◆ **WORK ITEM**
Quote the data below in full, minus the images.

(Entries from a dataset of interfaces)
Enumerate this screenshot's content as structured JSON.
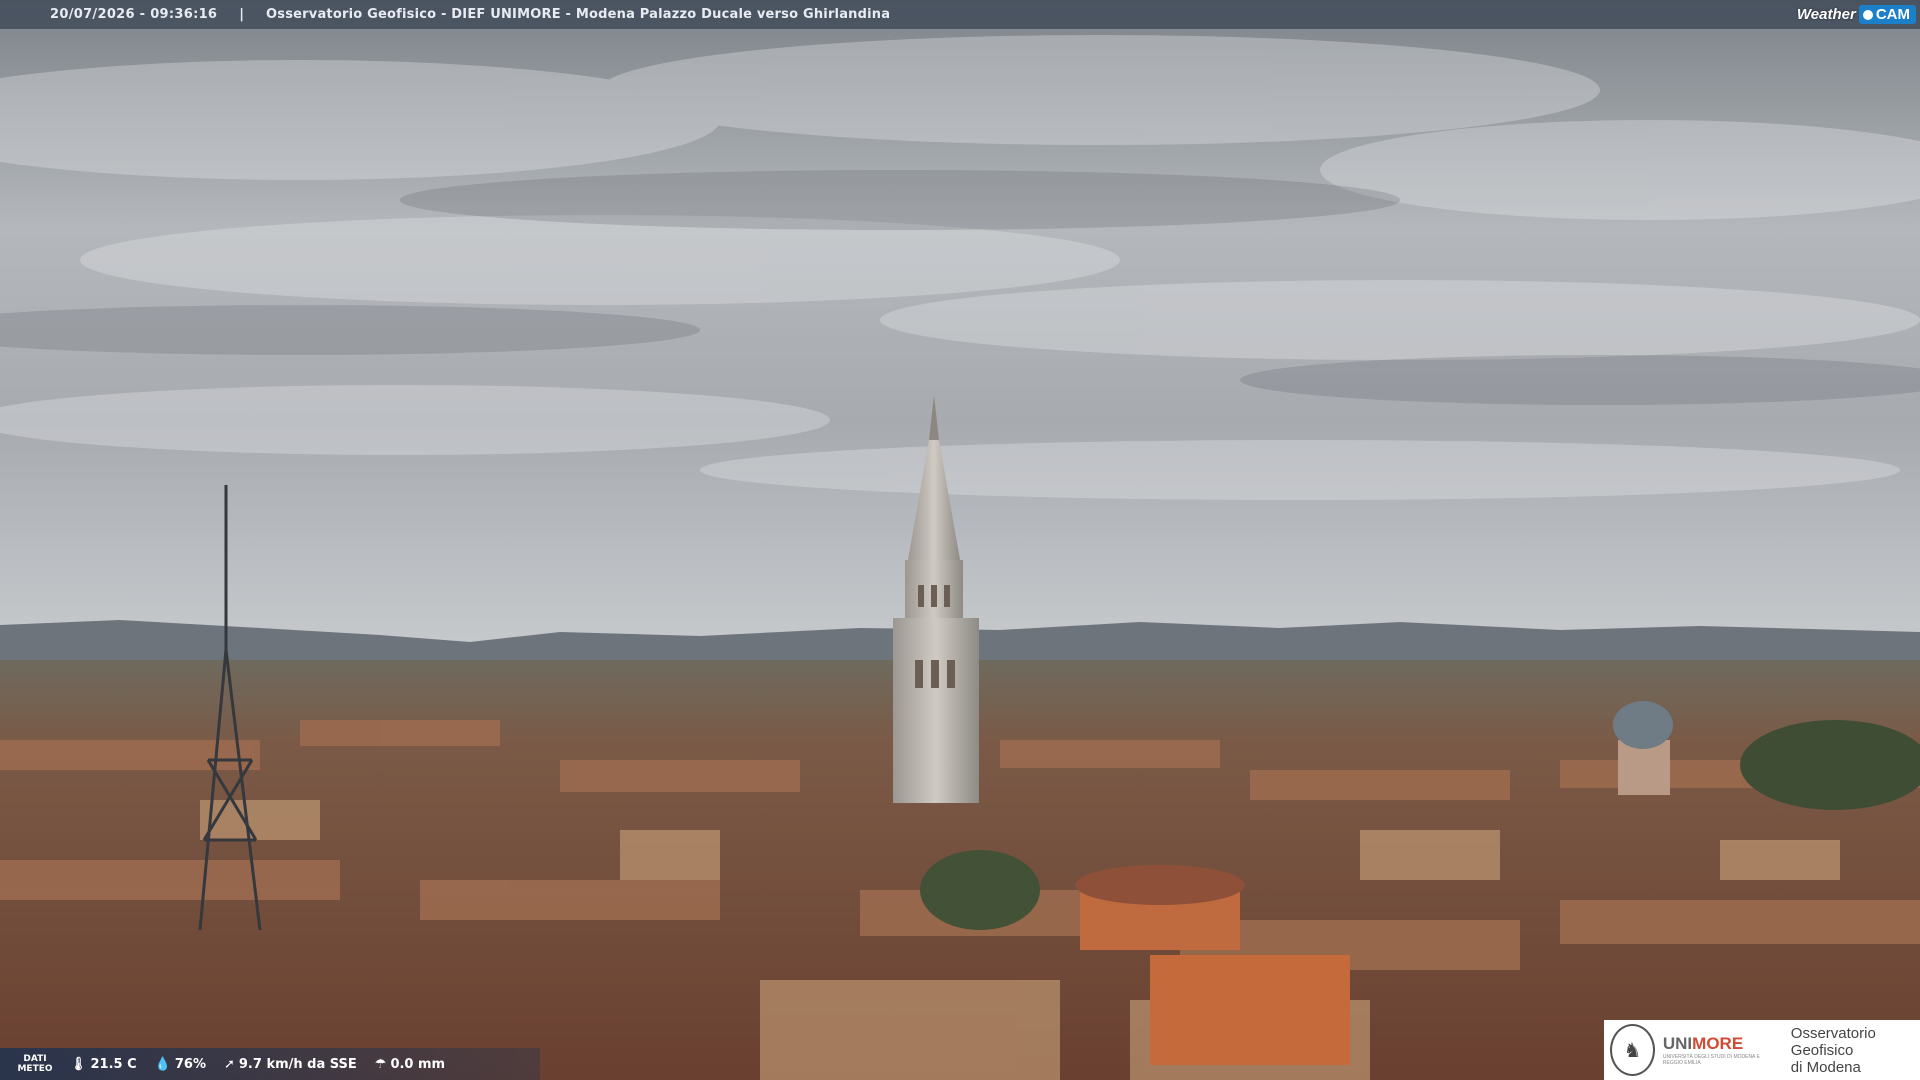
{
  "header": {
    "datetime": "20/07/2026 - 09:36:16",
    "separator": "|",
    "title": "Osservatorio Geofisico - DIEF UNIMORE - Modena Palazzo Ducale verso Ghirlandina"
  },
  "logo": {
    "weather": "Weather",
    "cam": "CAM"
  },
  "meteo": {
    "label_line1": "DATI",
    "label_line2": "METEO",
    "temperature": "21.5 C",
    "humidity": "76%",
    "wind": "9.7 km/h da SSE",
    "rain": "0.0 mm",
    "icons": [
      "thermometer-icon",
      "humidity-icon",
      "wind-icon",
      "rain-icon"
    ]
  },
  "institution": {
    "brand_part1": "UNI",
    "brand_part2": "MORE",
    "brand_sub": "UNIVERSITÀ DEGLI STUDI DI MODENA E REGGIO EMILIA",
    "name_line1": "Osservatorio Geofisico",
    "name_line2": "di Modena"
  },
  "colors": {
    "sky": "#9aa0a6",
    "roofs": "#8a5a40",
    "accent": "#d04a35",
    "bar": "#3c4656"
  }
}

◆ **SOLVED EXERCISE**
Enumerate this screenshot's content as structured JSON.
{
  "header": {
    "datetime": "20/07/2026 - 09:36:16",
    "separator": "|",
    "title": "Osservatorio Geofisico - DIEF UNIMORE - Modena Palazzo Ducale verso Ghirlandina"
  },
  "logo": {
    "weather": "Weather",
    "cam": "CAM"
  },
  "meteo": {
    "label_line1": "DATI",
    "label_line2": "METEO",
    "temperature": "21.5 C",
    "humidity": "76%",
    "wind": "9.7 km/h da SSE",
    "rain": "0.0 mm",
    "icons": [
      "thermometer-icon",
      "humidity-icon",
      "wind-icon",
      "rain-icon"
    ]
  },
  "institution": {
    "brand_part1": "UNI",
    "brand_part2": "MORE",
    "brand_sub": "UNIVERSITÀ DEGLI STUDI DI MODENA E REGGIO EMILIA",
    "name_line1": "Osservatorio Geofisico",
    "name_line2": "di Modena"
  },
  "colors": {
    "sky": "#9aa0a6",
    "roofs": "#8a5a40",
    "accent": "#d04a35",
    "bar": "#3c4656"
  }
}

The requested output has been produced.